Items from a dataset
----------

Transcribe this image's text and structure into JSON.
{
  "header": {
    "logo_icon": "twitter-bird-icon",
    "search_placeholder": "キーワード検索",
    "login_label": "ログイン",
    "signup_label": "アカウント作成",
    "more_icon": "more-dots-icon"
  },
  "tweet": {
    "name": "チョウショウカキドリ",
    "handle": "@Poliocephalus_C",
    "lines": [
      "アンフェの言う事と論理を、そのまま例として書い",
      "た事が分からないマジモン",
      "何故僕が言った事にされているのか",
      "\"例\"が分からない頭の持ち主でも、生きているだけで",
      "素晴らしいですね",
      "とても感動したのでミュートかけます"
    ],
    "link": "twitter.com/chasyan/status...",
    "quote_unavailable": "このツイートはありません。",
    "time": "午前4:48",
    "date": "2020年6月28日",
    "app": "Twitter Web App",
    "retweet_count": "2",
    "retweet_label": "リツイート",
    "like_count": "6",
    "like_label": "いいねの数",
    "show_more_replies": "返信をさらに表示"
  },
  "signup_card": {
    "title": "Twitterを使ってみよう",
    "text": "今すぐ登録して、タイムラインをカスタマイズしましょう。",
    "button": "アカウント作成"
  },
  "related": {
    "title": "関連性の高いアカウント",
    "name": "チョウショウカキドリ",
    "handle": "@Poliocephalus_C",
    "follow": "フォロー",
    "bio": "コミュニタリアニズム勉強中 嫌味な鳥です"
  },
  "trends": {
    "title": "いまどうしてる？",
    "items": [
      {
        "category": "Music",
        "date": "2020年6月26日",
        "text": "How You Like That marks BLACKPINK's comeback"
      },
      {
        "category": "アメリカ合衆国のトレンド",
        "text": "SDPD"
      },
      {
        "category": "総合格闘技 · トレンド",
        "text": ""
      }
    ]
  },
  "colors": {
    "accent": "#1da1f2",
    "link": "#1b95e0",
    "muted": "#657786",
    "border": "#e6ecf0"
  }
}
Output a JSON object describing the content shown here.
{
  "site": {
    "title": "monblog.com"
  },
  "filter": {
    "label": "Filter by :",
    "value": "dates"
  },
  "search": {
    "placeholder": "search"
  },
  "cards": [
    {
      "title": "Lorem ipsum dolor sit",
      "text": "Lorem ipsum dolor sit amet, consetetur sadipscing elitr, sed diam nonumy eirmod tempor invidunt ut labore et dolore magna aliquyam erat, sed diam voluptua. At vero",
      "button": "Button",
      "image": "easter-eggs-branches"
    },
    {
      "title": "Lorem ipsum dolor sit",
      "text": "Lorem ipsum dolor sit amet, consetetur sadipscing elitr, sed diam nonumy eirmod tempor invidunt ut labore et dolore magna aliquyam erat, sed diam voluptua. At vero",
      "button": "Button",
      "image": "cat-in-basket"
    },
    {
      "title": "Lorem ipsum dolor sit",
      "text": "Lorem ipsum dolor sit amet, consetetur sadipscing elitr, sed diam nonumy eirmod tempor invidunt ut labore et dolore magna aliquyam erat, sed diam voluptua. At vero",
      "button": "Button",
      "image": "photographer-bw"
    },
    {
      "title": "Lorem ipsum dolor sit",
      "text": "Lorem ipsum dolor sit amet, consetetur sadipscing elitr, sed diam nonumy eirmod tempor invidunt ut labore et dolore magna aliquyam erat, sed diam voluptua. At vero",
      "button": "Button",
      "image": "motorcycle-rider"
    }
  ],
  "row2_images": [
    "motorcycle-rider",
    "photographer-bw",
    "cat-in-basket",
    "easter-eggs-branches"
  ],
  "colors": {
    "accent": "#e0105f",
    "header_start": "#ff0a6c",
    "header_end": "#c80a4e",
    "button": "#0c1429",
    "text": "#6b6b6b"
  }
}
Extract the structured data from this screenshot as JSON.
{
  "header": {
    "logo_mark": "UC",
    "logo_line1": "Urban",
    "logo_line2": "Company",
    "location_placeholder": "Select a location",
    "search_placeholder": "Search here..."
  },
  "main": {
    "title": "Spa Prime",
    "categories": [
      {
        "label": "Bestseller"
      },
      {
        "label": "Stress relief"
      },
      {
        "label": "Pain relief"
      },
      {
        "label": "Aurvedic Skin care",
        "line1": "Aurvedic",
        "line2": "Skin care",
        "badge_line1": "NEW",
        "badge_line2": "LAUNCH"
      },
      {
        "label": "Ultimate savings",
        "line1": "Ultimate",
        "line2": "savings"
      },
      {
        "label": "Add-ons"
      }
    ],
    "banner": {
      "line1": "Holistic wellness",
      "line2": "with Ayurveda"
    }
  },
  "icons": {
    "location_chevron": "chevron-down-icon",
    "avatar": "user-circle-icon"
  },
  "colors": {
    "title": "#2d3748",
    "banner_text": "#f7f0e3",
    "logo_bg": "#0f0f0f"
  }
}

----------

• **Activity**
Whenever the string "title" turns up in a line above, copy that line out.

• **Response box**
    "title": "Twitterを使ってみよう",
    "title": "関連性の高いアカウント",
    "title": "いまどうしてる？",
    "title": "monblog.com"
      "title": "Lorem ipsum dolor sit",
      "title": "Lorem ipsum dolor sit",
      "title": "Lorem ipsum dolor sit",
      "title": "Lorem ipsum dolor sit",
    "title": "Spa Prime",
    "title": "#2d3748",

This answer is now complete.